___ SOURCE MATERIAL ___

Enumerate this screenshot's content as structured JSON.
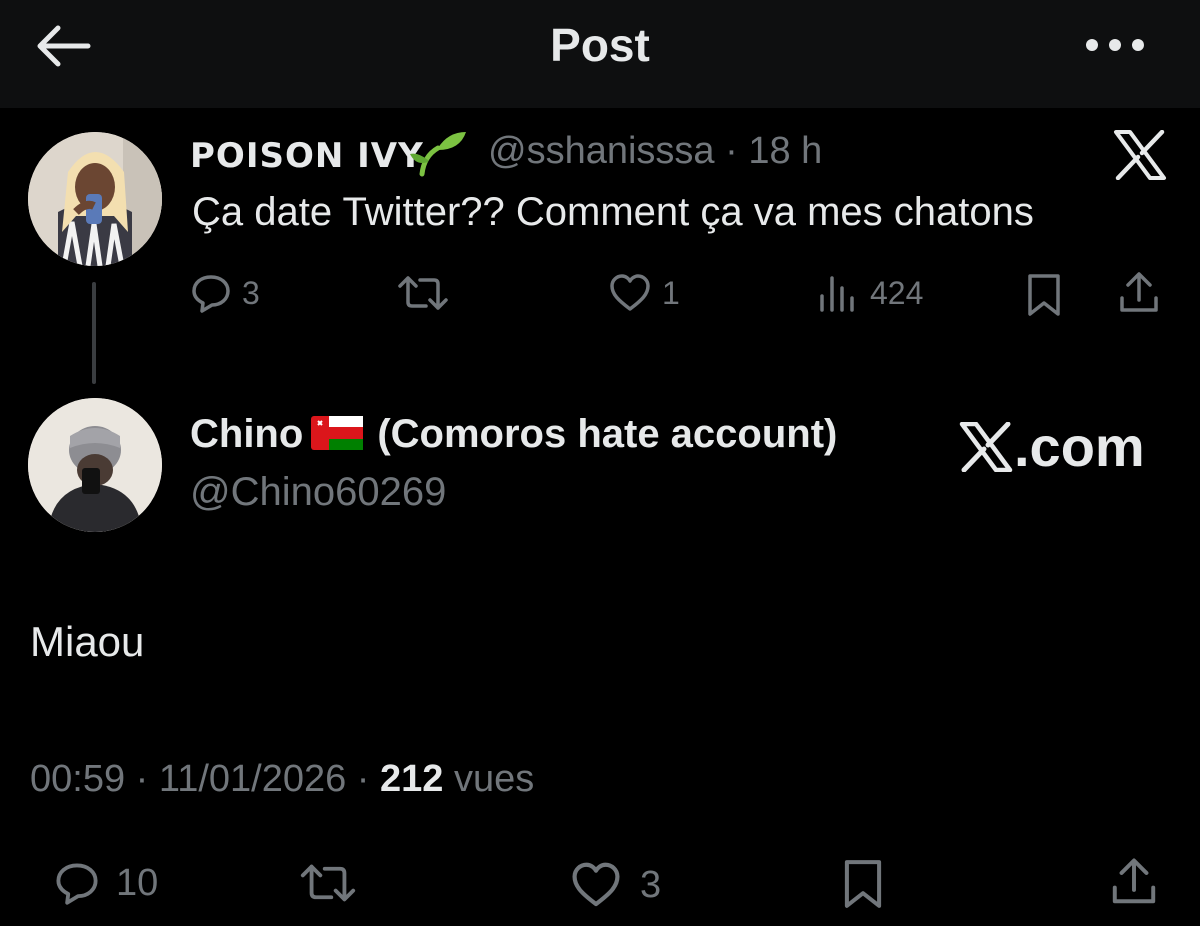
{
  "header": {
    "title": "Post",
    "back_icon": "arrow-left-icon",
    "more_icon": "more-horizontal-icon"
  },
  "parent_post": {
    "author_name": "POISON IVY",
    "author_emoji": "seedling-icon",
    "handle": "@sshanisssa",
    "time": "18 h",
    "text": "Ça date Twitter?? Comment ça va mes chatons",
    "actions": {
      "replies": "3",
      "reposts": "",
      "likes": "1",
      "views": "424"
    },
    "source_icon": "x-logo-icon"
  },
  "reply_post": {
    "author_name": "Chino",
    "author_flag": "oman-flag-icon",
    "author_suffix": "(Comoros hate account)",
    "handle": "@Chino60269",
    "text": "Miaou",
    "time": "00:59",
    "date": "11/01/2026",
    "views_count": "212",
    "views_label": "vues",
    "actions": {
      "replies": "10",
      "reposts": "",
      "likes": "3"
    }
  },
  "watermark": {
    "text": ".com",
    "logo": "x-logo-icon"
  },
  "colors": {
    "background": "#000000",
    "header_bg": "#0e0f10",
    "text_primary": "#e7e9ea",
    "text_secondary": "#71767b"
  }
}
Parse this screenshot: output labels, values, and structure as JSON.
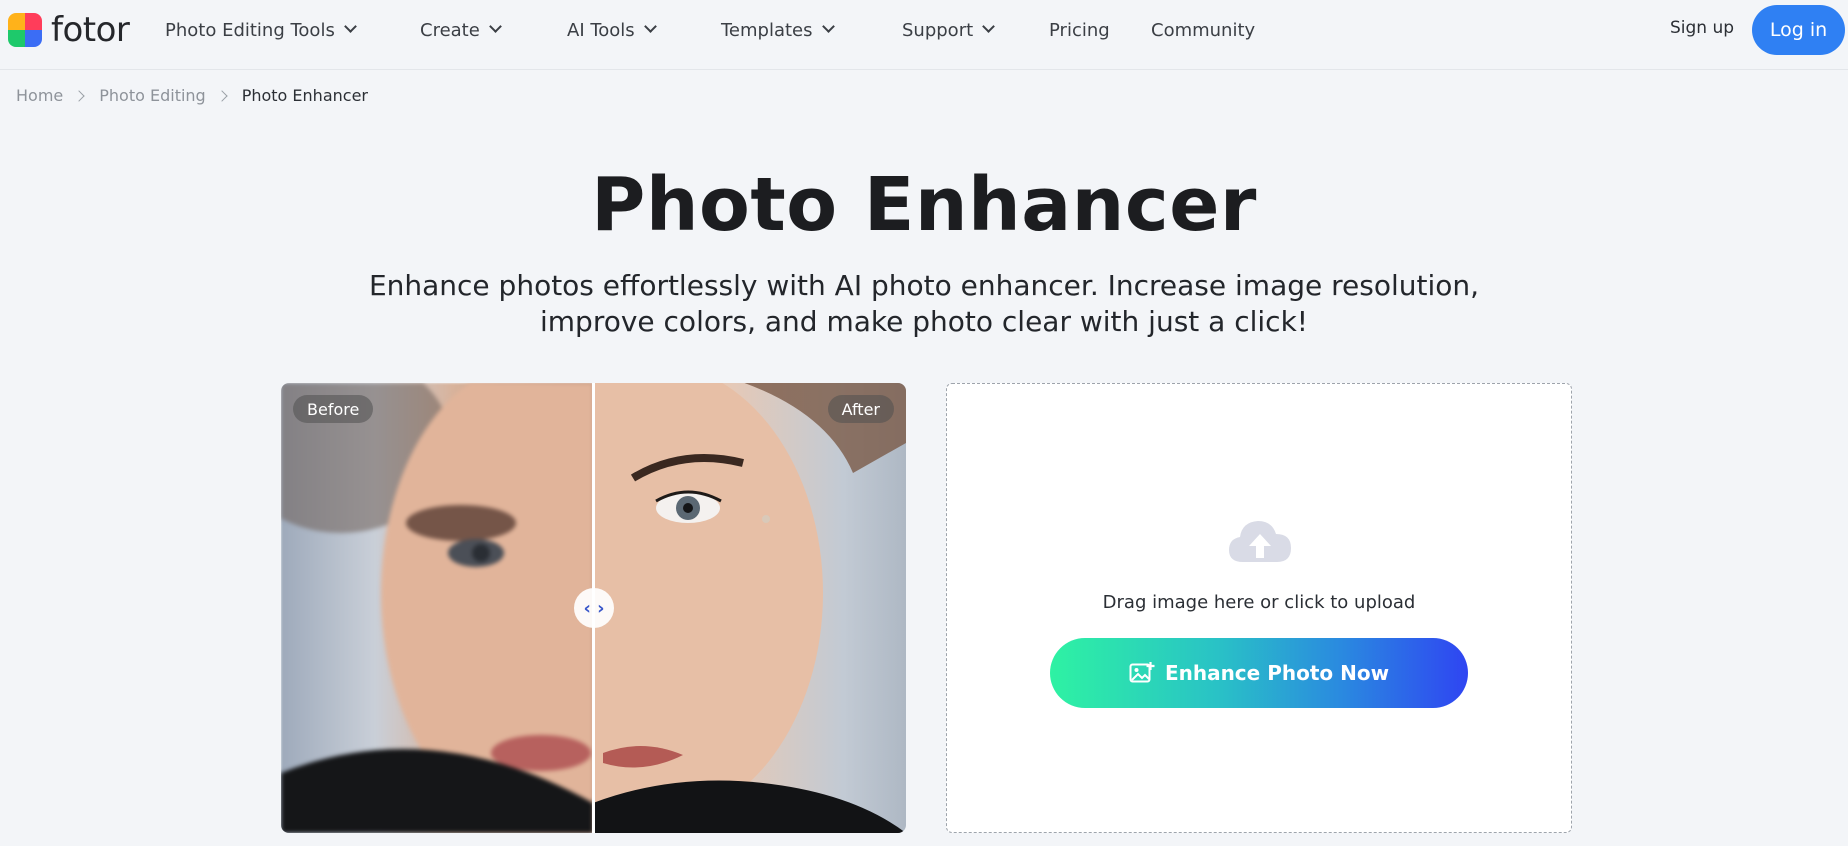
{
  "brand": {
    "name": "fotor"
  },
  "nav": {
    "items": [
      {
        "label": "Photo Editing Tools",
        "dropdown": true
      },
      {
        "label": "Create",
        "dropdown": true
      },
      {
        "label": "AI Tools",
        "dropdown": true
      },
      {
        "label": "Templates",
        "dropdown": true
      },
      {
        "label": "Support",
        "dropdown": true
      },
      {
        "label": "Pricing",
        "dropdown": false
      },
      {
        "label": "Community",
        "dropdown": false
      }
    ],
    "signup_label": "Sign up",
    "login_label": "Log in"
  },
  "breadcrumb": {
    "items": [
      "Home",
      "Photo Editing",
      "Photo Enhancer"
    ]
  },
  "hero": {
    "title": "Photo Enhancer",
    "subtitle_line1": "Enhance photos effortlessly with AI photo enhancer. Increase image resolution,",
    "subtitle_line2": "improve colors, and make photo clear with just a click!"
  },
  "compare": {
    "before_label": "Before",
    "after_label": "After",
    "handle_glyph": "‹ ›"
  },
  "upload": {
    "prompt": "Drag image here or click to upload",
    "button_label": "Enhance Photo Now",
    "icon": "cloud-upload-icon"
  },
  "colors": {
    "accent": "#2f80f3",
    "page_bg": "#f3f5f8",
    "gradient_start": "#2ef2a3",
    "gradient_end": "#2f45f2"
  }
}
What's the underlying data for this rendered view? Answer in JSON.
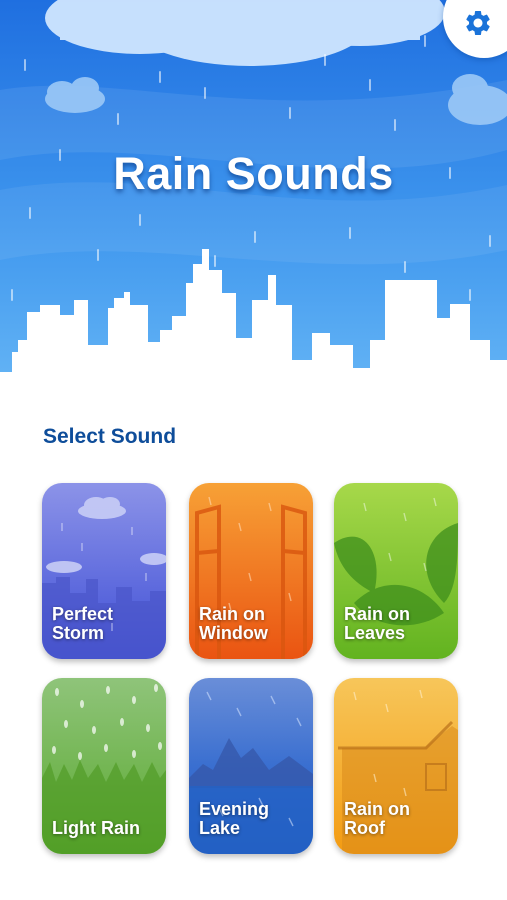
{
  "app": {
    "title": "Rain Sounds"
  },
  "header": {
    "settings_icon": "gear-icon",
    "accent": "#2f86e6"
  },
  "section": {
    "title": "Select Sound"
  },
  "sounds": [
    {
      "label": "Perfect Storm",
      "color": "#5b6fe0"
    },
    {
      "label": "Rain on Window",
      "color": "#f26b1d"
    },
    {
      "label": "Rain on Leaves",
      "color": "#7cc12a"
    },
    {
      "label": "Light Rain",
      "color": "#6fb844"
    },
    {
      "label": "Evening Lake",
      "color": "#1f66c9"
    },
    {
      "label": "Rain on Roof",
      "color": "#f6a61b"
    }
  ]
}
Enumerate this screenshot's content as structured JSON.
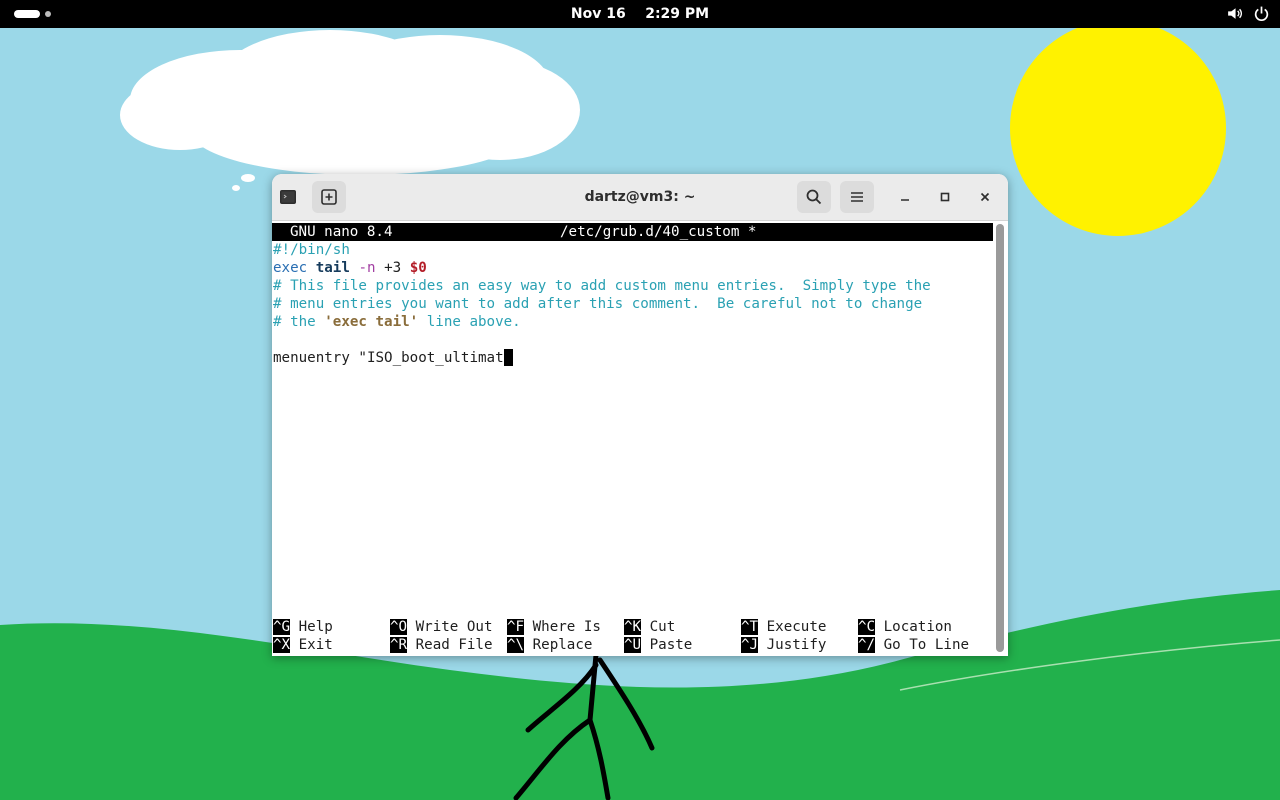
{
  "topbar": {
    "date": "Nov 16",
    "time": "2:29 PM",
    "icons": [
      "volume-icon",
      "power-icon"
    ]
  },
  "window": {
    "title": "dartz@vm3: ~",
    "buttons": [
      "terminal-icon",
      "new-tab-icon",
      "search-icon",
      "menu-icon",
      "minimize-icon",
      "maximize-icon",
      "close-icon"
    ]
  },
  "nano": {
    "version": "GNU nano 8.4",
    "filename": "/etc/grub.d/40_custom *",
    "lines": {
      "l1": "#!/bin/sh",
      "l2_exec": "exec ",
      "l2_tail": "tail",
      "l2_n": "-n",
      "l2_plus": " +3 ",
      "l2_var": "$0",
      "l3": "# This file provides an easy way to add custom menu entries.  Simply type the",
      "l4": "# menu entries you want to add after this comment.  Be careful not to change",
      "l5_a": "# the ",
      "l5_b": "'exec tail'",
      "l5_c": " line above.",
      "l7": "menuentry \"ISO_boot_ultimat"
    },
    "shortcuts": [
      {
        "key": "^G",
        "label": "Help"
      },
      {
        "key": "^O",
        "label": "Write Out"
      },
      {
        "key": "^F",
        "label": "Where Is"
      },
      {
        "key": "^K",
        "label": "Cut"
      },
      {
        "key": "^T",
        "label": "Execute"
      },
      {
        "key": "^C",
        "label": "Location"
      },
      {
        "key": "^X",
        "label": "Exit"
      },
      {
        "key": "^R",
        "label": "Read File"
      },
      {
        "key": "^\\",
        "label": "Replace"
      },
      {
        "key": "^U",
        "label": "Paste"
      },
      {
        "key": "^J",
        "label": "Justify"
      },
      {
        "key": "^/",
        "label": "Go To Line"
      }
    ]
  },
  "colors": {
    "sky": "#9bd8e8",
    "grass": "#22b14c",
    "sun": "#fff200",
    "comment": "#2aa1b3"
  }
}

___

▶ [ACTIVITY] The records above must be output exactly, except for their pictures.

▶ [ANSWER TO THE PROBLEM]
Enumerate this screenshot's content as structured JSON.
{
  "header": {
    "title": "Post",
    "back_icon": "arrow-left-icon",
    "more_icon": "more-horizontal-icon"
  },
  "parent_post": {
    "author_name": "POISON IVY",
    "author_emoji": "seedling-icon",
    "handle": "@sshanisssa",
    "time": "18 h",
    "text": "Ça date Twitter?? Comment ça va mes chatons",
    "actions": {
      "replies": "3",
      "reposts": "",
      "likes": "1",
      "views": "424"
    },
    "source_icon": "x-logo-icon"
  },
  "reply_post": {
    "author_name": "Chino",
    "author_flag": "oman-flag-icon",
    "author_suffix": "(Comoros hate account)",
    "handle": "@Chino60269",
    "text": "Miaou",
    "time": "00:59",
    "date": "11/01/2026",
    "views_count": "212",
    "views_label": "vues",
    "actions": {
      "replies": "10",
      "reposts": "",
      "likes": "3"
    }
  },
  "watermark": {
    "text": ".com",
    "logo": "x-logo-icon"
  },
  "colors": {
    "background": "#000000",
    "header_bg": "#0e0f10",
    "text_primary": "#e7e9ea",
    "text_secondary": "#71767b"
  }
}
Parse this screenshot: output labels, values, and structure as JSON.
{
  "brand": {
    "name": "fotor"
  },
  "nav": {
    "items": [
      {
        "label": "Photo Editing Tools",
        "dropdown": true
      },
      {
        "label": "Create",
        "dropdown": true
      },
      {
        "label": "AI Tools",
        "dropdown": true
      },
      {
        "label": "Templates",
        "dropdown": true
      },
      {
        "label": "Support",
        "dropdown": true
      },
      {
        "label": "Pricing",
        "dropdown": false
      },
      {
        "label": "Community",
        "dropdown": false
      }
    ],
    "signup_label": "Sign up",
    "login_label": "Log in"
  },
  "breadcrumb": {
    "items": [
      "Home",
      "Photo Editing",
      "Photo Enhancer"
    ]
  },
  "hero": {
    "title": "Photo Enhancer",
    "subtitle_line1": "Enhance photos effortlessly with AI photo enhancer. Increase image resolution,",
    "subtitle_line2": "improve colors, and make photo clear with just a click!"
  },
  "compare": {
    "before_label": "Before",
    "after_label": "After",
    "handle_glyph": "‹ ›"
  },
  "upload": {
    "prompt": "Drag image here or click to upload",
    "button_label": "Enhance Photo Now",
    "icon": "cloud-upload-icon"
  },
  "colors": {
    "accent": "#2f80f3",
    "page_bg": "#f3f5f8",
    "gradient_start": "#2ef2a3",
    "gradient_end": "#2f45f2"
  }
}
What's the underlying data for this rendered view? Answer in JSON.
{
  "app": {
    "title": "Rain Sounds"
  },
  "header": {
    "settings_icon": "gear-icon",
    "accent": "#2f86e6"
  },
  "section": {
    "title": "Select Sound"
  },
  "sounds": [
    {
      "label": "Perfect Storm",
      "color": "#5b6fe0"
    },
    {
      "label": "Rain on Window",
      "color": "#f26b1d"
    },
    {
      "label": "Rain on Leaves",
      "color": "#7cc12a"
    },
    {
      "label": "Light Rain",
      "color": "#6fb844"
    },
    {
      "label": "Evening Lake",
      "color": "#1f66c9"
    },
    {
      "label": "Rain on Roof",
      "color": "#f6a61b"
    }
  ]
}
Enumerate this screenshot's content as structured JSON.
{
  "topbar": {
    "date": "Nov 16",
    "time": "2:29 PM",
    "icons": [
      "volume-icon",
      "power-icon"
    ]
  },
  "window": {
    "title": "dartz@vm3: ~",
    "buttons": [
      "terminal-icon",
      "new-tab-icon",
      "search-icon",
      "menu-icon",
      "minimize-icon",
      "maximize-icon",
      "close-icon"
    ]
  },
  "nano": {
    "version": "GNU nano 8.4",
    "filename": "/etc/grub.d/40_custom *",
    "lines": {
      "l1": "#!/bin/sh",
      "l2_exec": "exec ",
      "l2_tail": "tail",
      "l2_n": "-n",
      "l2_plus": " +3 ",
      "l2_var": "$0",
      "l3": "# This file provides an easy way to add custom menu entries.  Simply type the",
      "l4": "# menu entries you want to add after this comment.  Be careful not to change",
      "l5_a": "# the ",
      "l5_b": "'exec tail'",
      "l5_c": " line above.",
      "l7": "menuentry \"ISO_boot_ultimat"
    },
    "shortcuts": [
      {
        "key": "^G",
        "label": "Help"
      },
      {
        "key": "^O",
        "label": "Write Out"
      },
      {
        "key": "^F",
        "label": "Where Is"
      },
      {
        "key": "^K",
        "label": "Cut"
      },
      {
        "key": "^T",
        "label": "Execute"
      },
      {
        "key": "^C",
        "label": "Location"
      },
      {
        "key": "^X",
        "label": "Exit"
      },
      {
        "key": "^R",
        "label": "Read File"
      },
      {
        "key": "^\\",
        "label": "Replace"
      },
      {
        "key": "^U",
        "label": "Paste"
      },
      {
        "key": "^J",
        "label": "Justify"
      },
      {
        "key": "^/",
        "label": "Go To Line"
      }
    ]
  },
  "colors": {
    "sky": "#9bd8e8",
    "grass": "#22b14c",
    "sun": "#fff200",
    "comment": "#2aa1b3"
  }
}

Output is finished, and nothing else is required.